:: Page and application data records ::
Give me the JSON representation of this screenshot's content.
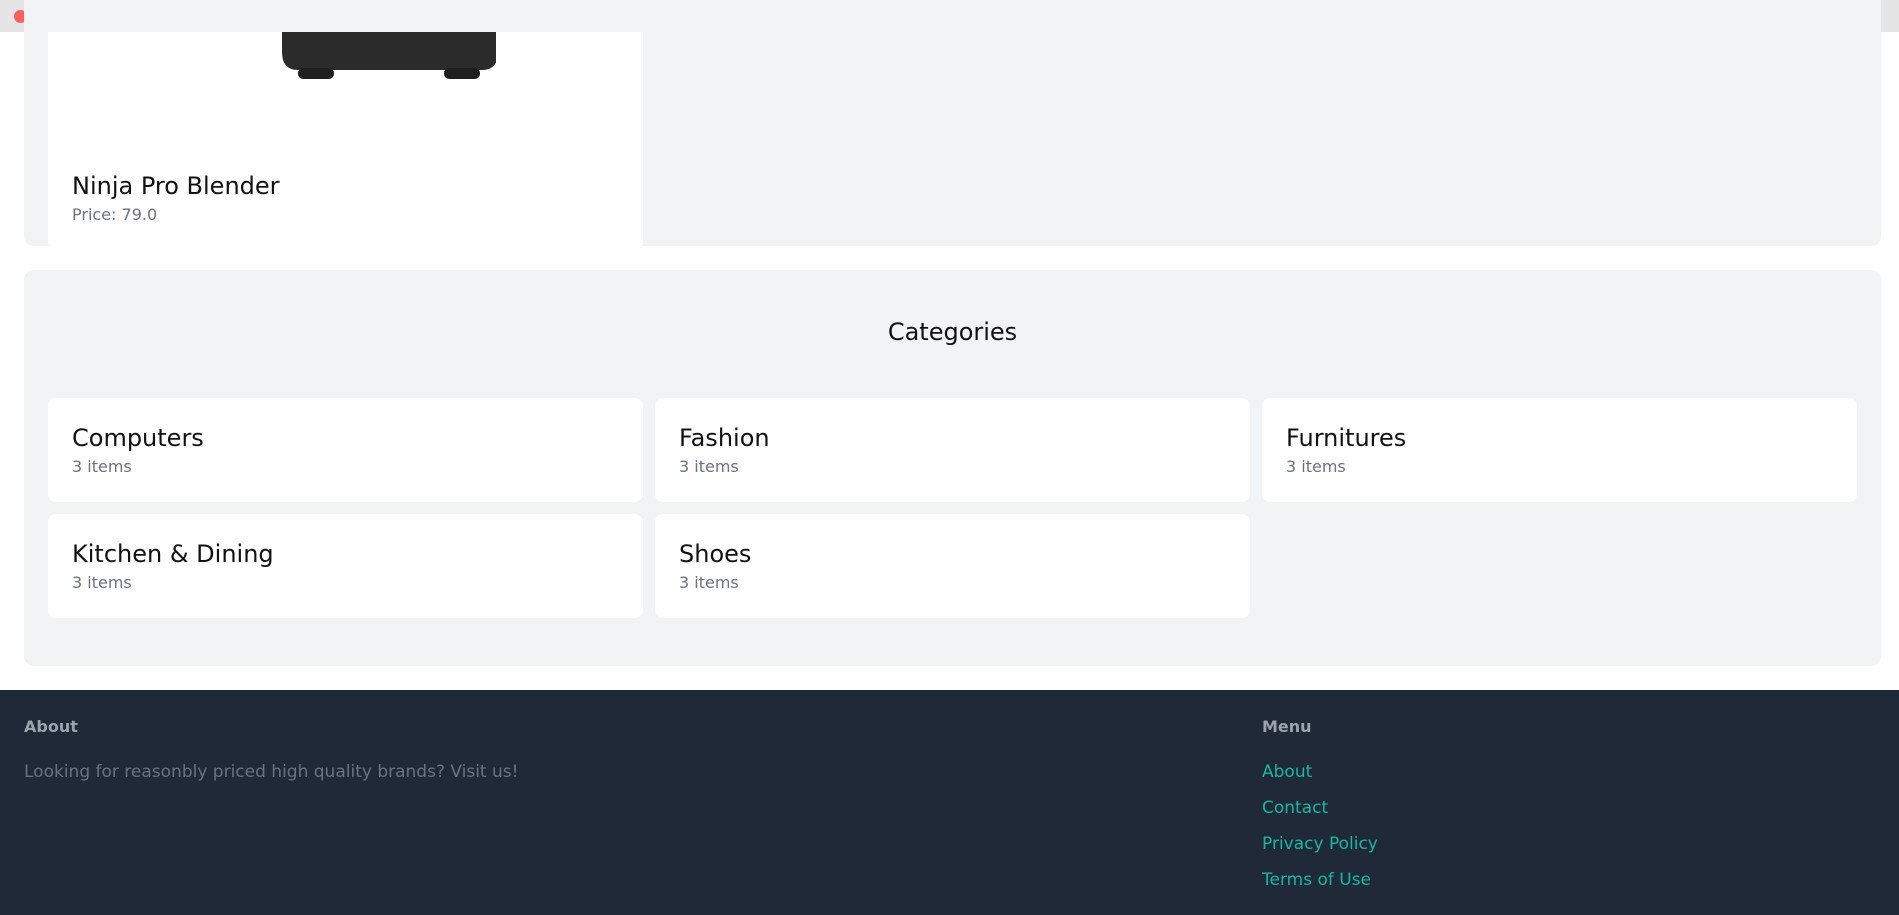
{
  "product": {
    "name": "Ninja Pro Blender",
    "price_text": "Price: 79.0"
  },
  "categories_section": {
    "title": "Categories",
    "items": [
      {
        "name": "Computers",
        "count": "3 items"
      },
      {
        "name": "Fashion",
        "count": "3 items"
      },
      {
        "name": "Furnitures",
        "count": "3 items"
      },
      {
        "name": "Kitchen & Dining",
        "count": "3 items"
      },
      {
        "name": "Shoes",
        "count": "3 items"
      }
    ]
  },
  "footer": {
    "about_heading": "About",
    "about_text": "Looking for reasonbly priced high quality brands? Visit us!",
    "menu_heading": "Menu",
    "menu_links": [
      "About",
      "Contact",
      "Privacy Policy",
      "Terms of Use"
    ]
  },
  "colors": {
    "link": "#14b8a6",
    "footer_bg": "#1f2937",
    "panel_bg": "#f2f3f5"
  }
}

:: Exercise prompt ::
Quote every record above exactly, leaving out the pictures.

:: Task solution ::
Give me the JSON representation of this screenshot's content.
{
  "product": {
    "name": "Ninja Pro Blender",
    "price_text": "Price: 79.0"
  },
  "categories_section": {
    "title": "Categories",
    "items": [
      {
        "name": "Computers",
        "count": "3 items"
      },
      {
        "name": "Fashion",
        "count": "3 items"
      },
      {
        "name": "Furnitures",
        "count": "3 items"
      },
      {
        "name": "Kitchen & Dining",
        "count": "3 items"
      },
      {
        "name": "Shoes",
        "count": "3 items"
      }
    ]
  },
  "footer": {
    "about_heading": "About",
    "about_text": "Looking for reasonbly priced high quality brands? Visit us!",
    "menu_heading": "Menu",
    "menu_links": [
      "About",
      "Contact",
      "Privacy Policy",
      "Terms of Use"
    ]
  },
  "colors": {
    "link": "#14b8a6",
    "footer_bg": "#1f2937",
    "panel_bg": "#f2f3f5"
  }
}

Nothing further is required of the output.